▸ **Directions**:
Scan the records for the word "iotEntities". Copy each line that includes it.

▸ **Records shown**:
'''

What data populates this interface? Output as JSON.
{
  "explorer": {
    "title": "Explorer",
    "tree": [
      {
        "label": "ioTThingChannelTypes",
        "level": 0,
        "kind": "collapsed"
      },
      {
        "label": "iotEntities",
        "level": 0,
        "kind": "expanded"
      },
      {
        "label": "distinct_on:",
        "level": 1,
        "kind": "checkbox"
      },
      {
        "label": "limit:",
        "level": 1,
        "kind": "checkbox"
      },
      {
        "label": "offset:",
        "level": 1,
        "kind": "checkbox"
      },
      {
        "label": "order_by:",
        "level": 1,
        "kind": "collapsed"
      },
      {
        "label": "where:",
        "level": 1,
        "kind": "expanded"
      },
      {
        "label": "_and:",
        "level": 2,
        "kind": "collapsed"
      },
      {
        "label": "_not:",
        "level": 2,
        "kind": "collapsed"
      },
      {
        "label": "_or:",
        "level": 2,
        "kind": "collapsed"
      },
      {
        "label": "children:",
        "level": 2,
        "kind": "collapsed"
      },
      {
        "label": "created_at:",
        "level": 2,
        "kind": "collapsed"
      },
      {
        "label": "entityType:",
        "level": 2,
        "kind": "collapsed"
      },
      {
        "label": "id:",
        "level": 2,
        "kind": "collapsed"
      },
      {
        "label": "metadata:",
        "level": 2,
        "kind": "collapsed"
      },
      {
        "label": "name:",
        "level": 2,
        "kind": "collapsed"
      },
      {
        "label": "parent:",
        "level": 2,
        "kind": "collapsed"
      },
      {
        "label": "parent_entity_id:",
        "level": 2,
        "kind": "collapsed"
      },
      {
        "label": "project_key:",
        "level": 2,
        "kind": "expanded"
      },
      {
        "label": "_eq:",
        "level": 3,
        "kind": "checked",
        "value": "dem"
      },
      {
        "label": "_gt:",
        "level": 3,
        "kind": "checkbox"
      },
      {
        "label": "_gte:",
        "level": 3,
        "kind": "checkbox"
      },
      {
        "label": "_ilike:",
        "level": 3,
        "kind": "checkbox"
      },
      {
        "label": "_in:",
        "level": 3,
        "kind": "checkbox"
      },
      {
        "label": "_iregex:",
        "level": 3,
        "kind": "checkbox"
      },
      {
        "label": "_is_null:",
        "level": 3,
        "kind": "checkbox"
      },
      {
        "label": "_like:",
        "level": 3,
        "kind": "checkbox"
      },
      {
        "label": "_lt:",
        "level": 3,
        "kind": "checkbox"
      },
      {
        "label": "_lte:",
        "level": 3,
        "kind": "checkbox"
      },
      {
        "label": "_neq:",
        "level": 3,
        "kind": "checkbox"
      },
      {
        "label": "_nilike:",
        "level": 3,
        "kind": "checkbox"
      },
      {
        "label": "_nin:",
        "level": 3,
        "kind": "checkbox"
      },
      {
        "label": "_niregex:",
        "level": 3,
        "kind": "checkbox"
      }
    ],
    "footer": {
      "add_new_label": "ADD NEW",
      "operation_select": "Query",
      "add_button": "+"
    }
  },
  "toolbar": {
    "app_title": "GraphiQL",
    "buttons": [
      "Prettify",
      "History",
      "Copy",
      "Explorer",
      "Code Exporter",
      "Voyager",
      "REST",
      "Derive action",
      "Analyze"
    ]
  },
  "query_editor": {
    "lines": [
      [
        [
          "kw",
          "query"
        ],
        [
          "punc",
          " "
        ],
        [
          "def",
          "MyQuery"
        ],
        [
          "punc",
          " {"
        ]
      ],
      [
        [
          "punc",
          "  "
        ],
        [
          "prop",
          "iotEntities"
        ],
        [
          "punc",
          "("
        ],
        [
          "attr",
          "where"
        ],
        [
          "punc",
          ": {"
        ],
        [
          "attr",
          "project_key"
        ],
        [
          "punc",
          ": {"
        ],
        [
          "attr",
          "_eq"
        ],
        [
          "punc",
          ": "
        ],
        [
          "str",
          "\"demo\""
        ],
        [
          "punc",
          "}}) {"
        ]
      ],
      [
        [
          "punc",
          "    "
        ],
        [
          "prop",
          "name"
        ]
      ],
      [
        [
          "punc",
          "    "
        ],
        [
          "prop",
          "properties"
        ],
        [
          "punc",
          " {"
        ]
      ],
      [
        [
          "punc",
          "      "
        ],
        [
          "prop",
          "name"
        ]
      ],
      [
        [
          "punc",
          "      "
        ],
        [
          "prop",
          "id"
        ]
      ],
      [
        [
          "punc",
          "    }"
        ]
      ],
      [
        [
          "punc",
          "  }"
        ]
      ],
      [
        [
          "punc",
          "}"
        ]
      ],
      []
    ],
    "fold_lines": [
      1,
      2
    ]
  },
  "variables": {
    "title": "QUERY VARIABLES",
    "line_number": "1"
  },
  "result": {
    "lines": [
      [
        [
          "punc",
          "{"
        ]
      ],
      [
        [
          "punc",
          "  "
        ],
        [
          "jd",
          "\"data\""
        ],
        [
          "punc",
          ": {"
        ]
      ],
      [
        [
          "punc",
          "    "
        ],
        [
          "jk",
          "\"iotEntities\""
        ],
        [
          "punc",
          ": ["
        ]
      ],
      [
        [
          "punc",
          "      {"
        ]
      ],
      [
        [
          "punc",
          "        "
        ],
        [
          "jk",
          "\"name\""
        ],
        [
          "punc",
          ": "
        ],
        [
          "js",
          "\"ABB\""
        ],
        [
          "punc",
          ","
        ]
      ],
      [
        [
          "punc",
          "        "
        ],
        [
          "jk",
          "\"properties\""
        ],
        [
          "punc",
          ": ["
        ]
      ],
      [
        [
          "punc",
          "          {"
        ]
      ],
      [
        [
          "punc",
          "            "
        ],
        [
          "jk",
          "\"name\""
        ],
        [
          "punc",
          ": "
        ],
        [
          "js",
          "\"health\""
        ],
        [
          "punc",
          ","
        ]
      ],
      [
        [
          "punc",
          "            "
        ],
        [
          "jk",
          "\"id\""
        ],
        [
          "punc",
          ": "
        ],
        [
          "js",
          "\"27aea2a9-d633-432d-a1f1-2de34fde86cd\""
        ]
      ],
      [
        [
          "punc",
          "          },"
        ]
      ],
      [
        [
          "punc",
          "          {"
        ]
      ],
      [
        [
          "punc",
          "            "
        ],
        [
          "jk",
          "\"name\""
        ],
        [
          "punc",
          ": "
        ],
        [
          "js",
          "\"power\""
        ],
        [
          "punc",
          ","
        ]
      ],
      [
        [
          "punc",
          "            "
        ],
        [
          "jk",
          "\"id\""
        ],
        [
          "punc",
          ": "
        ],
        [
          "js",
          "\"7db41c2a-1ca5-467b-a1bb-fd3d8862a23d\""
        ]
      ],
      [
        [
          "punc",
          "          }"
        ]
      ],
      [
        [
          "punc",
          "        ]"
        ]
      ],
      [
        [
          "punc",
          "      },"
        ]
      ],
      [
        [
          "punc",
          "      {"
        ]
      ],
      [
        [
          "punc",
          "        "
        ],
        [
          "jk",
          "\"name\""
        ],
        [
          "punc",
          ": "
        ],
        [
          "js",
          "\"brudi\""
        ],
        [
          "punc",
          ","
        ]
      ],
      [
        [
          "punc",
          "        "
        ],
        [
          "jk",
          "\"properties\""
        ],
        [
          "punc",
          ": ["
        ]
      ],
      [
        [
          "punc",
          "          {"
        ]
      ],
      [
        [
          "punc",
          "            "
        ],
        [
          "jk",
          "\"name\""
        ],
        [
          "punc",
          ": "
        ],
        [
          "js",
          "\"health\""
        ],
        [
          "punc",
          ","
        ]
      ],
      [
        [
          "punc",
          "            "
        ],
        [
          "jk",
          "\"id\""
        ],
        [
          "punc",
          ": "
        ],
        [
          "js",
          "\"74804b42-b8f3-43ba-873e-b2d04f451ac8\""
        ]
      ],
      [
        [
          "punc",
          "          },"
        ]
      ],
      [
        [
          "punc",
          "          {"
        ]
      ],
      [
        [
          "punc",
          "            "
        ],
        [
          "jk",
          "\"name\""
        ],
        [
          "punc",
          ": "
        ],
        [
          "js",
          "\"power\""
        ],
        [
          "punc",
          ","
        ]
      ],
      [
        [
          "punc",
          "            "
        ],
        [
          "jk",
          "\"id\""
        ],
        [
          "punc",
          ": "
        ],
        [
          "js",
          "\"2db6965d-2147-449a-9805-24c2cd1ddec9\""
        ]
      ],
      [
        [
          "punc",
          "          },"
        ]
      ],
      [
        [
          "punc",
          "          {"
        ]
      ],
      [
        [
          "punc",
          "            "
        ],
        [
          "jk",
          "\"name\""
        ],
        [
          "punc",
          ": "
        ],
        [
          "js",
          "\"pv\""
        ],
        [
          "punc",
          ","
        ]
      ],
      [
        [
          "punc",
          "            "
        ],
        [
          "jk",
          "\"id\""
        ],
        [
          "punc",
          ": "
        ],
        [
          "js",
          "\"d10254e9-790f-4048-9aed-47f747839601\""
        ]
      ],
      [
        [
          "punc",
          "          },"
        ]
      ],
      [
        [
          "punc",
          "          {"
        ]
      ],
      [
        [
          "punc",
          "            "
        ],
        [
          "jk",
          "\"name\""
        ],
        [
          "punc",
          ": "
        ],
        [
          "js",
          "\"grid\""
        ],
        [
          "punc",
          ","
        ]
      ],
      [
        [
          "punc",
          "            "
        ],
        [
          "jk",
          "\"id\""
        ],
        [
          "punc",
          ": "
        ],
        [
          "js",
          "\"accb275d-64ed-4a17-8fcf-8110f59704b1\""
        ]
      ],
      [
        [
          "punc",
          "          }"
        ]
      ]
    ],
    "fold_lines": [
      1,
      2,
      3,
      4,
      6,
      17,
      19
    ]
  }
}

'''

▸ **Written solution**:
        "label": "iotEntities",
          "iotEntities"
          "\"iotEntities\""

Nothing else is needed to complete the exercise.